These youngsters will form a link between those who suffered and the next generation when those who survived the Holocaust will no longer be with us.
Two years ago, on the last live MOL, my Jewish MOL group from North Carolina, together with our 92 year old survivor of five camps, Hank Brodt (who has since passed away), met Theresa in the “Lomdei Mishnayot” study-house in Oświęcim/Auschwitz. Theresa was an 18-year-old Catholic German volunteer at the Jewish Centre in Oświęcim. I asked her why she was taking her gap year here of all places. She replied that it was her way of making atonement and seeking redemption for the sins of her grandparent’s generation. Her grandfather and three of his brothers had served in the SS.

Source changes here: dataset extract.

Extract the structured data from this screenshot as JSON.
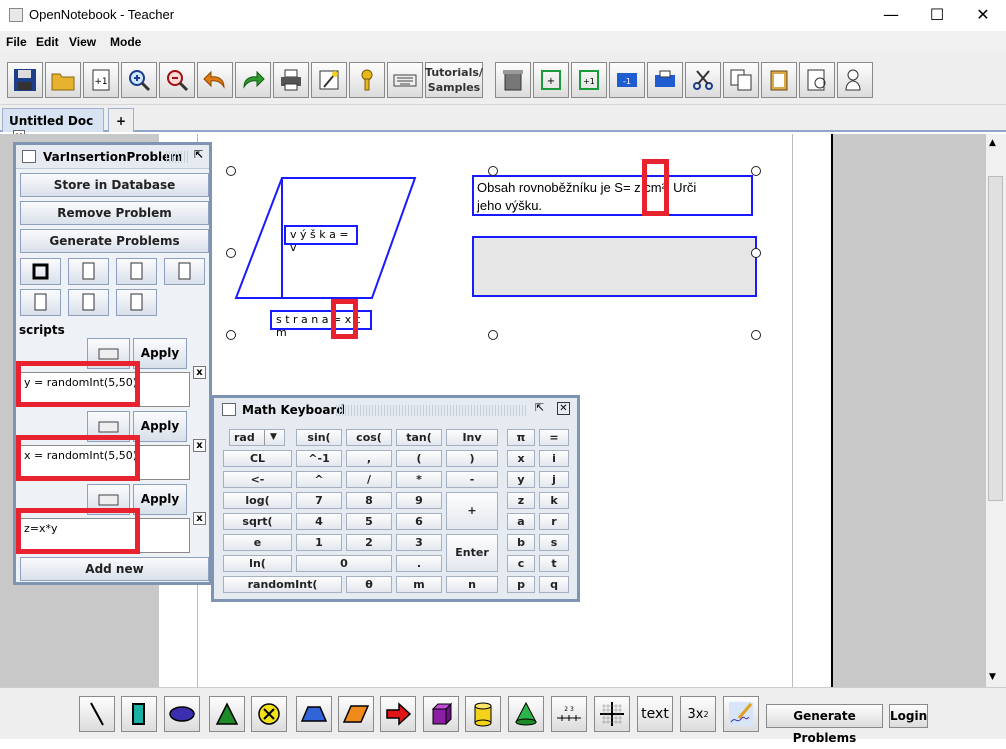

She added she wanted to do her part in making sure people realised that there was a third generation of German youth that want to stress our common shared humanity and bring the light of healing into this world. We invited her to join our group on the March itself. She emotionally accepted our offer.
The March, which takes place on Yom HaShoah, is from Auschwitz I to Auschwitz II (Birkenau). It takes place in silence as the participants many clad in the distinctive blue jackets of the MOL and draped in Israeli flags, follow the footsteps of our brothers and sisters (and most of my maternal Hungarian Grandmother’s family) who just a few decades earlier marched on this path during the Shoah when Jews were forced to make the same march, from which almost non returned. In addition to the local Poles who lines the side of the road, including some whose grandparents must have witnessed the Jewish prisoners marching on the same road, were groups of Asian Christians who had flown thousands of kilometres to be there in order to express their remorse on behalf of the Christian faith. They sang songs in Hebrew and greeted all of the participants with huge smiles and greetings of “Shalom.” We must remember what have in common and not forget that we are all made in God’s image in order that history will not repeat itself.

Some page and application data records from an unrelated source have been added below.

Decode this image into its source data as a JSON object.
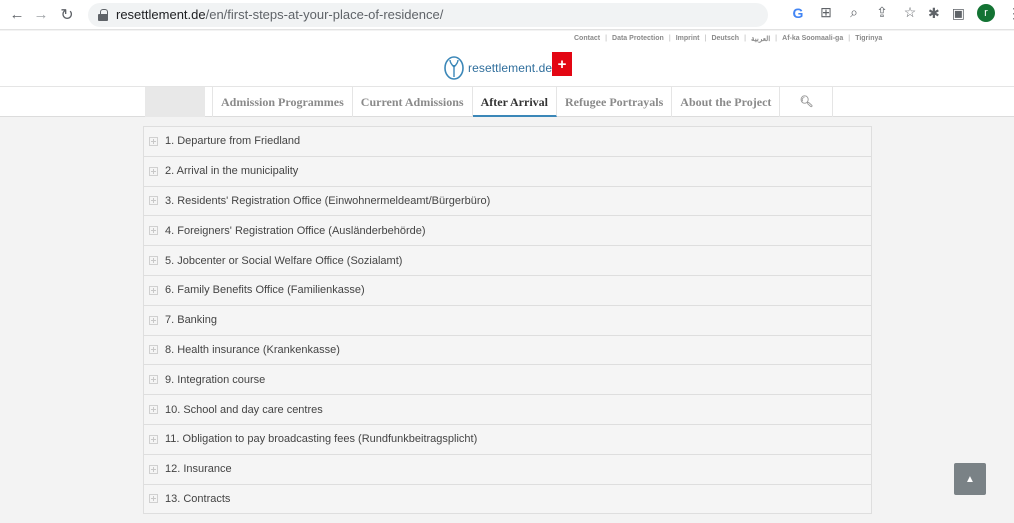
{
  "browser": {
    "url_host": "resettlement.de",
    "url_path": "/en/first-steps-at-your-place-of-residence/",
    "profile_initial": "r"
  },
  "topbar": {
    "links": [
      "Contact",
      "Data Protection",
      "Imprint",
      "Deutsch",
      "العربية",
      "Af-ka Soomaali-ga",
      "Tigrinya"
    ]
  },
  "logo": {
    "text": "resettlement.de"
  },
  "nav": {
    "items": [
      {
        "label": "Admission Programmes",
        "active": false
      },
      {
        "label": "Current Admissions",
        "active": false
      },
      {
        "label": "After Arrival",
        "active": true
      },
      {
        "label": "Refugee Portrayals",
        "active": false
      },
      {
        "label": "About the Project",
        "active": false
      }
    ]
  },
  "accordion": {
    "items": [
      "1. Departure from Friedland",
      "2. Arrival in the municipality",
      "3. Residents' Registration Office (Einwohnermeldeamt/Bürgerbüro)",
      "4. Foreigners' Registration Office (Ausländerbehörde)",
      "5. Jobcenter or Social Welfare Office (Sozialamt)",
      "6. Family Benefits Office (Familienkasse)",
      "7. Banking",
      "8. Health insurance (Krankenkasse)",
      "9. Integration course",
      "10. School and day care centres",
      "11. Obligation to pay broadcasting fees (Rundfunkbeitragsplicht)",
      "12. Insurance",
      "13. Contracts"
    ]
  },
  "colors": {
    "accent": "#3b87b8",
    "caritas": "#e30613",
    "logo_text": "#2f6e9c"
  }
}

Throughout history teens continue to create change and inspire. Unlike our ancestors, who had to wear the “ badge of shame” – the Yellow Star, we have our homeland Israel and can celebrate our right to proudly wear the “Badge of Pride” – the blue star. This is the March of the Living and we will march again soon!

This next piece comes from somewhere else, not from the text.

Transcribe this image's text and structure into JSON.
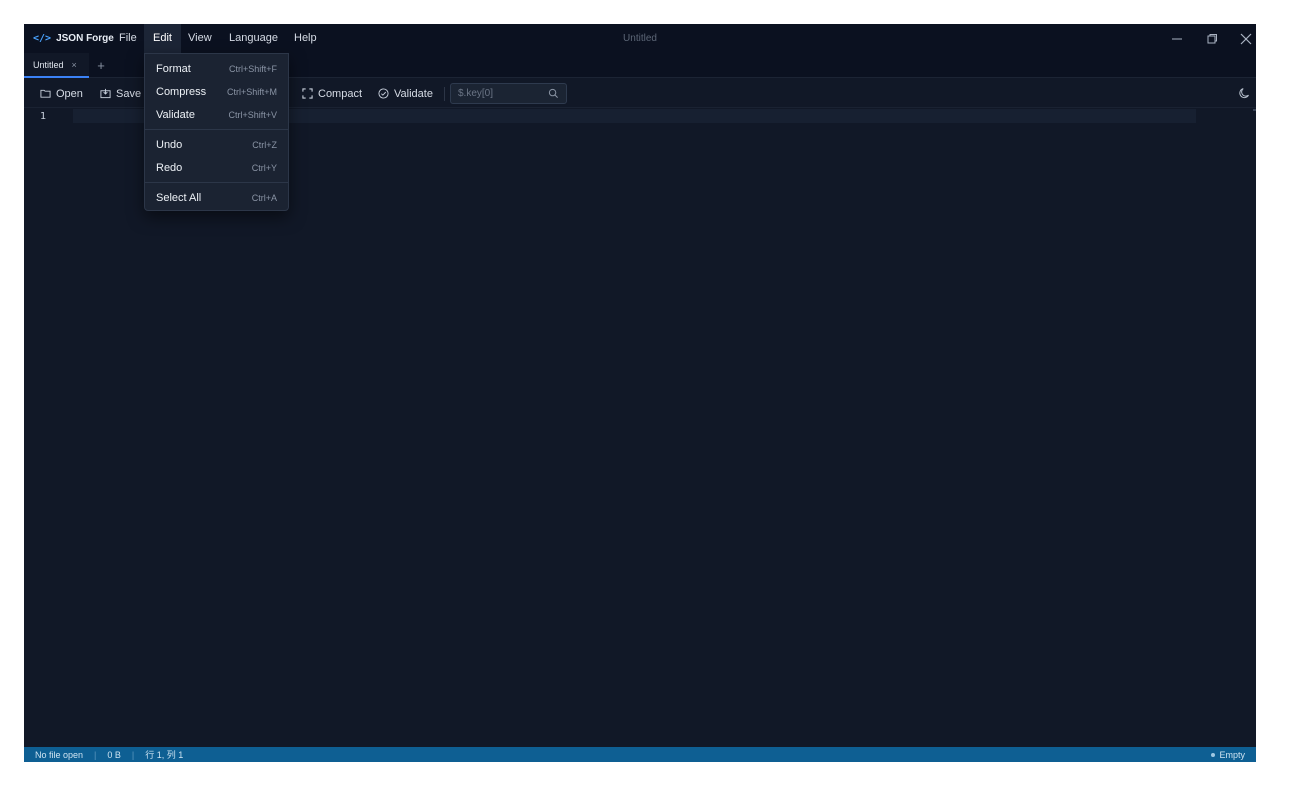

Dr. Tuvia Book is the author of “For the Sake of Zion, A Curriculum of Israel Education” (Koren, 2017). His forthcoming book, Jewish Journeys, on the Second Temple Period, will be published by Koren this year. He also is a Ministry of Tourism licensed Tour Guide, Jewish educator and a Judaica artist. www.tuviabook.com